- **DESCRIPTION OF THE TASK**
Keyword search on "time": report each line of the records that contains it.

- **Records contained in a dataset**
______

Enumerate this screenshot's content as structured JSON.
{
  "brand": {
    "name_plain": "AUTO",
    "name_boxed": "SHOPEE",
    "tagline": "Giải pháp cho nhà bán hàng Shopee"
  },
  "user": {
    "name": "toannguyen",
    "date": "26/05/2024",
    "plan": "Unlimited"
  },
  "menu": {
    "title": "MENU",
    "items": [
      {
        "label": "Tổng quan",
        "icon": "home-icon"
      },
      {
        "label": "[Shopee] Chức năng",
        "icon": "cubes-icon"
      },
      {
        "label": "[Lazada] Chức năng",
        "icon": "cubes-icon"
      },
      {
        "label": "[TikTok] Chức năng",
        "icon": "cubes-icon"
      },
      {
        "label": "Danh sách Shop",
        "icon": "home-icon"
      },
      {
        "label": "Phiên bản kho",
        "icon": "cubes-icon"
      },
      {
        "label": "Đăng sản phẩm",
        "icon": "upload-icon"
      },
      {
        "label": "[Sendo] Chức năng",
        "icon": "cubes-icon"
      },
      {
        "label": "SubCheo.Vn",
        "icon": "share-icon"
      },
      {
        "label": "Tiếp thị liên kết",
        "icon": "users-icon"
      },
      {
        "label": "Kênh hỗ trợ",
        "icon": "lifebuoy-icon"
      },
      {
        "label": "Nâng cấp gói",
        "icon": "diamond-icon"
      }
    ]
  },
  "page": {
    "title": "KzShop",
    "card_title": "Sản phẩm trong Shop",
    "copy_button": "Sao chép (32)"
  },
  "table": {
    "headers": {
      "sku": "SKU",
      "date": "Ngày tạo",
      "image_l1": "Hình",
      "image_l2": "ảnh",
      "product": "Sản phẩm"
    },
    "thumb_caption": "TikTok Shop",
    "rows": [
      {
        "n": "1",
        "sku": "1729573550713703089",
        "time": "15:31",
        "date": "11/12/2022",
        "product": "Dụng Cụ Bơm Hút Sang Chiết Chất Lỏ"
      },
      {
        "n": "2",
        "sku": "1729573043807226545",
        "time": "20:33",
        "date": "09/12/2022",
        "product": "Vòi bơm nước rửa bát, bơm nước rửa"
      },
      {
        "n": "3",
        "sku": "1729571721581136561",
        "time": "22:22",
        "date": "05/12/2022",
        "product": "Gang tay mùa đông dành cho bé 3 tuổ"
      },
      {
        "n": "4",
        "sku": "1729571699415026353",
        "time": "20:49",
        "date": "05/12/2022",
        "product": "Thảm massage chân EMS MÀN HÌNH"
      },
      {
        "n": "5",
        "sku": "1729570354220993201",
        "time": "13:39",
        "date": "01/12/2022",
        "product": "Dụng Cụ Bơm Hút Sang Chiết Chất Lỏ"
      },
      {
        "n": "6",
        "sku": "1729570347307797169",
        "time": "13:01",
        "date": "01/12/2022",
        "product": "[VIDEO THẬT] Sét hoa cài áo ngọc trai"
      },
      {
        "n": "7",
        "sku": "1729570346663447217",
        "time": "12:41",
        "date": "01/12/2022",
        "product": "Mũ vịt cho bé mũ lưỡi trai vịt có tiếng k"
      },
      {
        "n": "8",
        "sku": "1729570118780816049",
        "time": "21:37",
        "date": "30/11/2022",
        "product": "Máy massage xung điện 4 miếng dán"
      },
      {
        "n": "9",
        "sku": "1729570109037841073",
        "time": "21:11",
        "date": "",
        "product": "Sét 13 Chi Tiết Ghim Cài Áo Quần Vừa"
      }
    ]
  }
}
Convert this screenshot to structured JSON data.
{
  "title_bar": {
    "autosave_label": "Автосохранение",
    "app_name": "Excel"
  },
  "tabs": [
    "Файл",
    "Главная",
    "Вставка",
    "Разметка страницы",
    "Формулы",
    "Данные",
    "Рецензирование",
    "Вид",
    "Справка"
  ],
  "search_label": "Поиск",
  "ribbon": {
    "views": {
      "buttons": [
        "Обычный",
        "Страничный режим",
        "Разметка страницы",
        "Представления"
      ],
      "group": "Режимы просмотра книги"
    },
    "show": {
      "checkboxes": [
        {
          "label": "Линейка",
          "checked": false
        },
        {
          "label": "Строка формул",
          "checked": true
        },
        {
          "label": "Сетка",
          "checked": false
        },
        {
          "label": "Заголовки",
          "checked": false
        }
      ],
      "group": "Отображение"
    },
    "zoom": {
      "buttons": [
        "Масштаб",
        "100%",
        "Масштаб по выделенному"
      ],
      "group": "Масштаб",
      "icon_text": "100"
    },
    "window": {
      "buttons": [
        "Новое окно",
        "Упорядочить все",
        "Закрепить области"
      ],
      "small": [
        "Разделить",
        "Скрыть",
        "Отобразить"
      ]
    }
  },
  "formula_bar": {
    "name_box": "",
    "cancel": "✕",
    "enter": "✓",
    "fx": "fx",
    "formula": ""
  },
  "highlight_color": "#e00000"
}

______

- **SOLUTION TO THIS EXERCISE**
        "time": "15:31",
        "time": "20:33",
        "time": "22:22",
        "time": "20:49",
        "time": "13:39",
        "time": "13:01",
        "time": "12:41",
        "time": "21:37",
        "time": "21:11",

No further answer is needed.